I will answer almost nothing on what you tell me about the Anglican Church. I do not know England well enough to be able to discuss with you the degree of political utility that your church can have. What I want to say is that in general I believe the union of church and State, not harmful to the State, but harmful to the church. I have seen too closely among us the fatal consequences of this union not to be afraid that something analogous is happening among you. Now, that is a result that you must try to avoid at all cost, for religion is, in my eyes, the first of all the political guarantees, and I do not see any good that can compensate men for the loss of beliefs.
I thank you very much for taking the trouble to inform me about the idiom of the Americans. This subject has interested me greatly recently, and I want to talk about it with you at greater length since you have assured me that my questions would not bother you.

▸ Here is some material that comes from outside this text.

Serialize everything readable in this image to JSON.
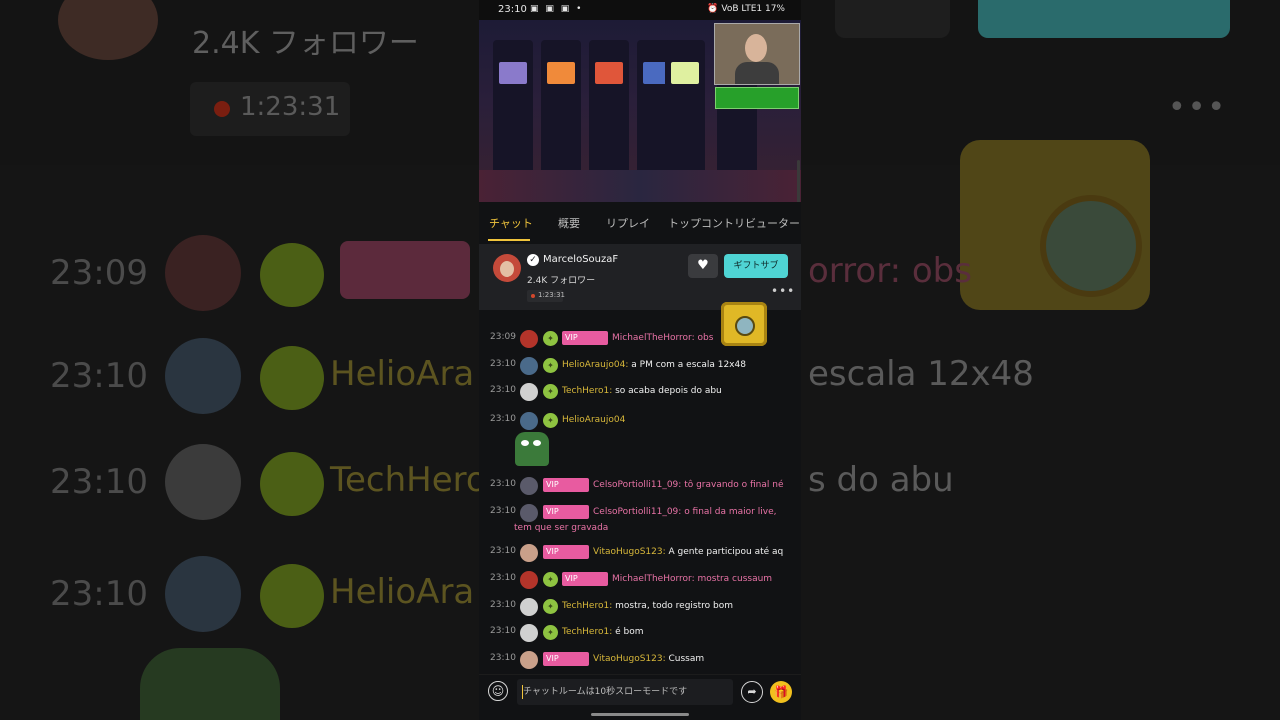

In the United States I met very well bred Englishmen who made the following remarks to me. They struck me all the more at the moment when they were made to me because I had observed something analogous in the modifications that the French language has undergone during the past one hundred years. They said then that the Americans had still more propensity than the English for making new words, that when they made a new word they never looked for its root in learned languages, that they borrowed it from foreign languages or even from their own language by changing the meaning of an already known word or by making a word move from the real meaning to the figurative meaning. They added that most of these borrowings were made from the language of various industries, that they were taken from the vocabulary of artisans, of businessmen, of political men rather than from that of philosophers, so that the language had a tendency to become materialized, in a way. I do not know, Sir, if I am making myself understood. A long conversation would be necessary to explain what I am forced to put into a few lines. Also I am counting more on your sagacity than on my clarity. These same persons also said that it often happened that the Americans used indiscriminately the same words in very diverse circumstances, so that they employed on a solemn occasion an expression that the English would have used only in the most ordinary cases and vice versa.

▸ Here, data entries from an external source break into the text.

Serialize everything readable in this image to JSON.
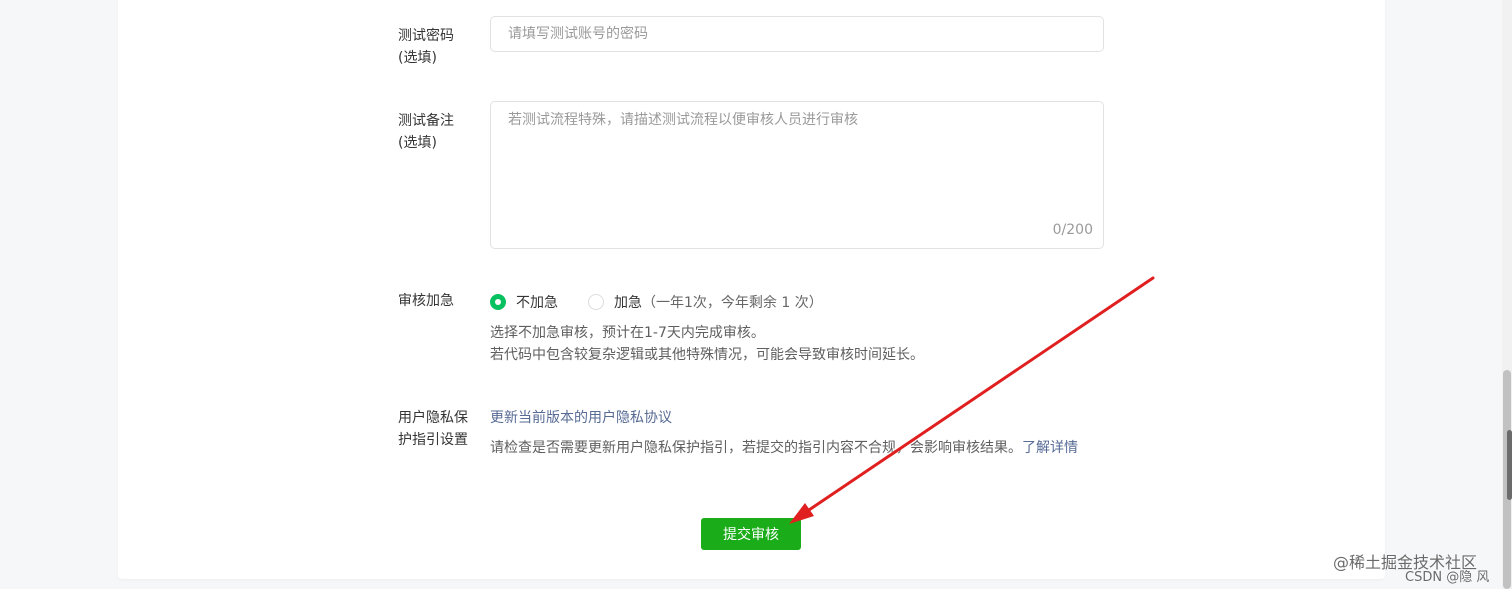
{
  "form": {
    "test_password_label": "测试密码",
    "test_password_optional": "(选填)",
    "test_password_placeholder": "请填写测试账号的密码",
    "test_note_label": "测试备注",
    "test_note_optional": "(选填)",
    "test_note_placeholder": "若测试流程特殊，请描述测试流程以便审核人员进行审核",
    "test_note_counter": "0/200",
    "urgency_label": "审核加急",
    "urgency_options": [
      {
        "label": "不加急",
        "sub": "",
        "checked": true
      },
      {
        "label": "加急",
        "sub": "（一年1次，今年剩余  1  次）",
        "checked": false
      }
    ],
    "urgency_hint_1": "选择不加急审核，预计在1-7天内完成审核。",
    "urgency_hint_2": "若代码中包含较复杂逻辑或其他特殊情况，可能会导致审核时间延长。",
    "privacy_label_1": "用户隐私保",
    "privacy_label_2": "护指引设置",
    "privacy_link": "更新当前版本的用户隐私协议",
    "privacy_hint": "请检查是否需要更新用户隐私保护指引，若提交的指引内容不合规，会影响审核结果。",
    "privacy_detail_link": "了解详情",
    "submit_label": "提交审核"
  },
  "watermark": {
    "line_1": "@稀土掘金技术社区",
    "line_2": "CSDN @隐 风"
  },
  "colors": {
    "accent_green": "#1aad19",
    "radio_green": "#07c160",
    "link_blue": "#576b95",
    "annotation_red": "#e02020"
  }
}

Does all of that seem well founded to you? If this scribbling suggests some ideas to you and you would be good enough to share them with me, I will be very obliged to you. And now, Sir, it only remains for me to ask you to excuse my detestable writing—that you will perhaps decipher with difficulty—and to accept the assurance of my most profound consideration.
[signed: Alexis de Tocqueville.]
P. S. If your article appears in the review, I will be very pleased to see it, but believe, Sir, that this circumstance will add nothing to the gratitude that I feel at your having written it.
With the kind permission of Princeton University (General Manuscripts [Misc.] Collection, Manuscripts Division, Department of Rare Books and Special Collections, University Library). The article of Basil Hall cited in the postscript is “Tocqueville on the State of America,” Quarterly Review, 57, 1836, pp. 132–62.
[e. ] In the margin: “ ≠Canada. ≠”
[f. ] M. de Chateaubriand says in his comments on Milton, 1, V, that the latter created five to six hundred new words, nearly all drawn from Greek, Hebrew and Latin. Good example of learned neologism./
Consubstantiality, word created or at least recognized and brought to light by the Council of Nice [Nicea (ed.)] in the fourth century to combat Arius.
Transubstantiation, word created in the XVIth century by the adversaries of Luther who wanted to express by [that (ed.)] that the bread of the host changed substance and became the body of Jesus Christ. See Histoire des variations, v. 1, p. 113.
Constitutionality, word created by the French Revolution expressing likewise a new idea. Examples of new words that different causes can invent in all times (Rubish, 1).
In the margin of the manuscript, Tocqueville notes another example of neologism: “comfortable—English.”
Cf. Chateaubriand, Essai sur la littérature anglaise (Paris: Charles Gosselin and Furne, 1836), I, pp. 8–9. Tocqueville authorized Henry Reeve, the English translator of his book, to delete the reference to Milton, which the latter considered inaccurate. Reeve finally left it, probably because Tocqueville had informed him that it was already too late to eliminate it from the French edition (Correspondance anglaise, OC, VI, 1, pp. 54–57).
During the summer of 1836, which he spent in Switzerland, Tocqueville read The Prince, the History of Florence and some letters of Machiavelli, the Complete Works of Plato and the Histoire des variations of Bossuet (the library of the Tocqueville château contains an edition published in Paris in 1730).
[g. ] In the margin, concerning this paragraph: “<To delete, I think.>”
[h. ] In America there is no class which speaks the language in a very delicate and very studied manner, but you do not find a patois. The same remark applies to Canada. That is due to several causes, but among others to equality of conditions which, by giving to all men an analogous education, by mixing them together constantly, has had to provide them necessarily with similar forms of language.
We see the same revolution taking place in Europe and above all in France. The patois are disappearing as conditions become equal (Rubish, 1).
[j. ] In the margin: “<Perhaps make this into a small chapter having this title: why equality multiplies the number of abstract words, generalizes their use and leads to the abuse of them.
“Probably do so.>”
[k. ] General and abstract terms./
Due to the need to give yourself latitude while speaking either to yourself or to others; to the fear of responsibility; to the need to give yourself latitude to the right and to the left of the point where you are placed. Result of life in a changing, uncertain, agitated time, as a democratic time always is, and of the softness of souls in that same time./
All our impressions turn vague when you approach a moral question; they float between praise and blame. Which comes from the softness of souls that demands little effort from others and requires little from yourself (YTC, CVk, 1, p. 23).
Madame de Staël already complained about the uncontrolled creation of abstract words in Chapter VII of the second part of her De la littérature (Paris: Charpentier, 1842), p. 501. La Harpe had done the same.
[m. ] “At the time of the last insurrection of the Greeks against the Turks, a minister [v: orator], having to speak of Greece and not knowing if he had to designate it as a province in revolt or as a free State, took it into his head to call it a locality. An aristocratic language would never have provided such an expedient to politics” (Rubish, 1). See René Georgin, “Tocqueville et le langage de la démocratie,” Vie et langage 17, no. 201 (1968):740–44; and Laurence Guellec, Tocqueville et les langages de la démocratie (Paris: Honoré Champion, 2004).